The cytokine melanoma differentiation associated gene 7 (mda-7) was identified by subtractive hybridization as a protein whose expression increased during the induction of terminal differentiation, and that was either not expressed or was present at low levels in tumor cells compared to non-transformed cells. Based on conserved structure, chromosomal location and cytokine-like properties, MDA-7, was classified as a member of the interleukin (IL)-10 gene family and designated as MDA-7/IL-24. Multiple studies have demonstrated that expression of MDA-7/IL-24 in a wide variety of tumor cell types, but not in corresponding equivalent non-transformed cells, causes their growth arrest and rapid cell death. In addition, MDA-7/IL-24 has been noted to radiosensitize tumor cells which in part is due to the generation of reactive oxygen species (ROS) and ceramide that cause endoplasmic reticulum stress and suppress protein translation. Phase I clinical trial data has shown that a recombinant adenovirus expressing MDA-7/IL-24 (Ad.mda-7 (INGN-241)) was safe and had measurable tumoricidal effects in over 40% of patients, strongly arguing that MDA-7/IL-24 could have significant therapeutic value. This review describes what is presently known about the impact of MDA-7/IL-24 on tumor cell biology and its potential therapeutic applications.

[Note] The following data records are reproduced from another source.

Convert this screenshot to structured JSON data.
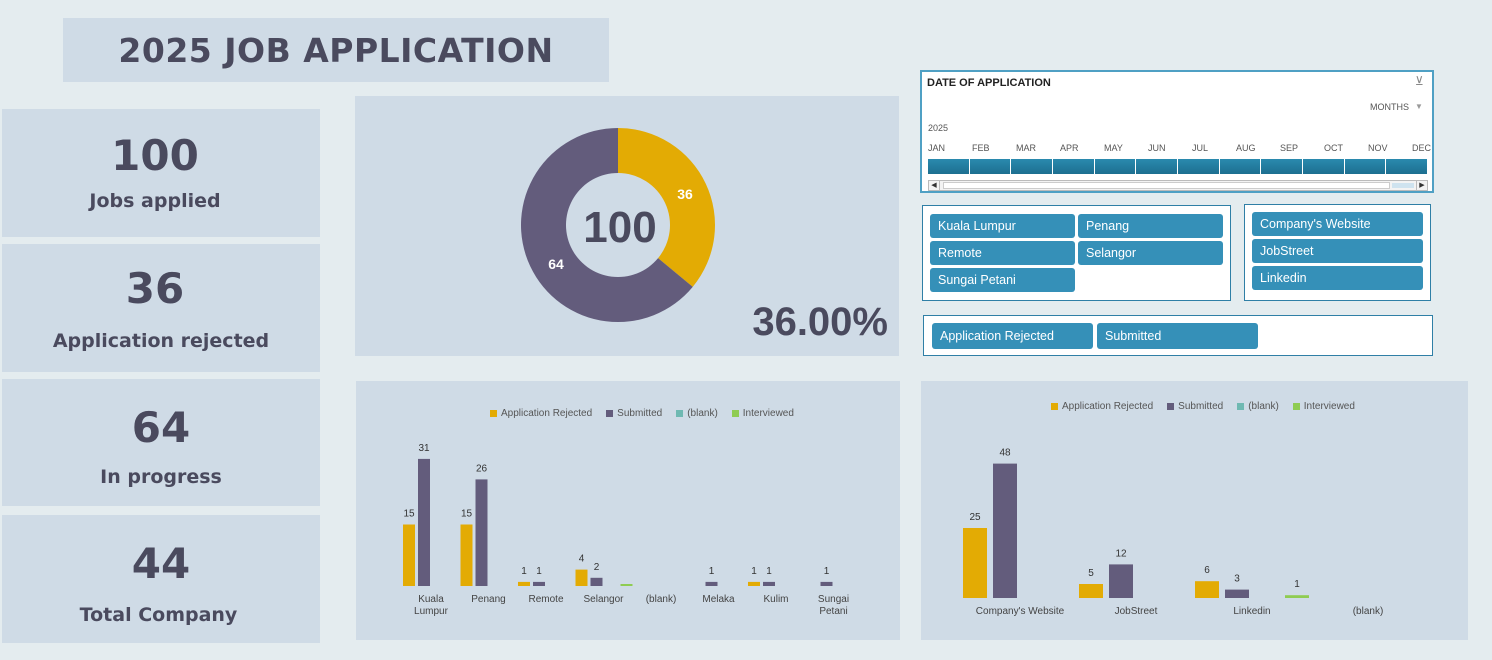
{
  "title": "2025 JOB APPLICATION",
  "kpis": [
    {
      "value": "100",
      "label": "Jobs applied"
    },
    {
      "value": "36",
      "label": "Application rejected"
    },
    {
      "value": "64",
      "label": "In progress"
    },
    {
      "value": "44",
      "label": "Total Company"
    }
  ],
  "donut": {
    "center": "100",
    "percent": "36.00%",
    "rejected": 36,
    "in_progress": 64,
    "rejected_label": "36",
    "in_progress_label": "64"
  },
  "timeline": {
    "title": "DATE OF APPLICATION",
    "level": "MONTHS",
    "year": "2025",
    "months": [
      "JAN",
      "FEB",
      "MAR",
      "APR",
      "MAY",
      "JUN",
      "JUL",
      "AUG",
      "SEP",
      "OCT",
      "NOV",
      "DEC"
    ]
  },
  "location_slicer": [
    "Kuala Lumpur",
    "Penang",
    "Remote",
    "Selangor",
    "Sungai Petani"
  ],
  "platform_slicer": [
    "Company's Website",
    "JobStreet",
    "Linkedin"
  ],
  "status_slicer": [
    "Application Rejected",
    "Submitted"
  ],
  "colors": {
    "rejected": "#e3ab04",
    "submitted": "#635c7c",
    "blank": "#6fb9b2",
    "interviewed": "#8fcc52",
    "slicer": "#3590b8"
  },
  "chart_data": [
    {
      "type": "bar",
      "legend": [
        "Application Rejected",
        "Submitted",
        "(blank)",
        "Interviewed"
      ],
      "categories": [
        "Kuala Lumpur",
        "Penang",
        "Remote",
        "Selangor",
        "(blank)",
        "Melaka",
        "Kulim",
        "Sungai Petani"
      ],
      "series": [
        {
          "name": "Application Rejected",
          "values": [
            15,
            15,
            1,
            4,
            null,
            null,
            1,
            null
          ]
        },
        {
          "name": "Submitted",
          "values": [
            31,
            26,
            1,
            2,
            null,
            1,
            1,
            1
          ]
        },
        {
          "name": "(blank)",
          "values": [
            null,
            null,
            null,
            null,
            null,
            null,
            null,
            null
          ]
        },
        {
          "name": "Interviewed",
          "values": [
            null,
            null,
            null,
            0.4,
            null,
            null,
            null,
            null
          ]
        }
      ]
    },
    {
      "type": "bar",
      "legend": [
        "Application Rejected",
        "Submitted",
        "(blank)",
        "Interviewed"
      ],
      "categories": [
        "Company's Website",
        "JobStreet",
        "Linkedin",
        "(blank)"
      ],
      "series": [
        {
          "name": "Application Rejected",
          "values": [
            25,
            5,
            6,
            null
          ]
        },
        {
          "name": "Submitted",
          "values": [
            48,
            12,
            3,
            null
          ]
        },
        {
          "name": "(blank)",
          "values": [
            null,
            null,
            null,
            null
          ]
        },
        {
          "name": "Interviewed",
          "values": [
            null,
            null,
            1,
            null
          ]
        }
      ]
    }
  ]
}
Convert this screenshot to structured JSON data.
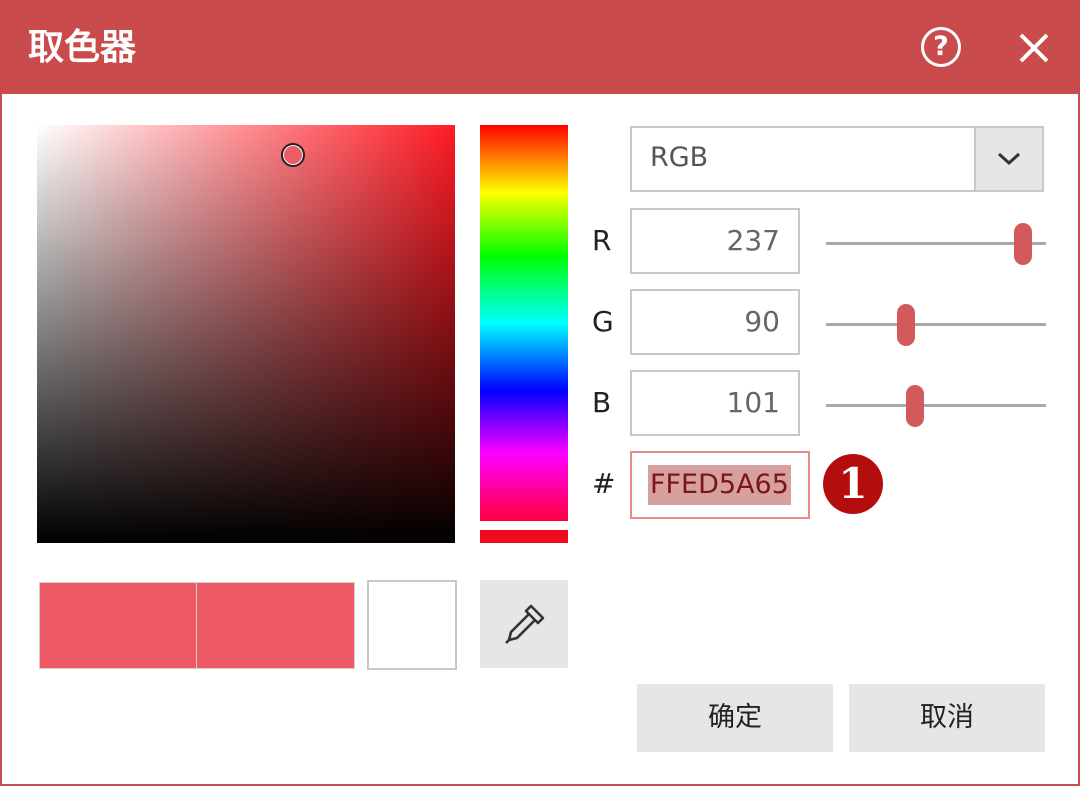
{
  "dialog": {
    "title": "取色器",
    "help_symbol": "?",
    "accent_color": "#c94b4b"
  },
  "picker": {
    "current_color": "#ED5A65",
    "previous_color": "#FFFFFF"
  },
  "mode": {
    "selected": "RGB"
  },
  "channels": {
    "r": {
      "label": "R",
      "value": "237",
      "level": 237
    },
    "g": {
      "label": "G",
      "value": "90",
      "level": 90
    },
    "b": {
      "label": "B",
      "value": "101",
      "level": 101
    }
  },
  "hex": {
    "label": "#",
    "value": "FFED5A65"
  },
  "badge": {
    "text": "1"
  },
  "buttons": {
    "ok": "确定",
    "cancel": "取消"
  },
  "icons": {
    "help": "help-icon",
    "close": "close-icon",
    "eyedropper": "eyedropper-icon",
    "dropdown": "chevron-down-icon"
  }
}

Bibliographical noteFunding Information:
Support was provided by P01-CA104177 , R01-CA108325 , R01-DK52825 ; R01-CA063753 , R01-CA077141 , R01-CA097318 ; R01-CA127641 ; R01-CA098712 ; P01-NS031492 , the Samuel Waxman Cancer Research Foundation (SWCRF) and the National Foundation for Cancer Research (NFCR) . P.D. is the Universal Professor in Signal Transduction and P.B.F. holds the Thelma Newmeyer Corman Chair in Cancer Research and is a SWCRF Investigator.
- Clinical trial
- ER stress
- Signal transduction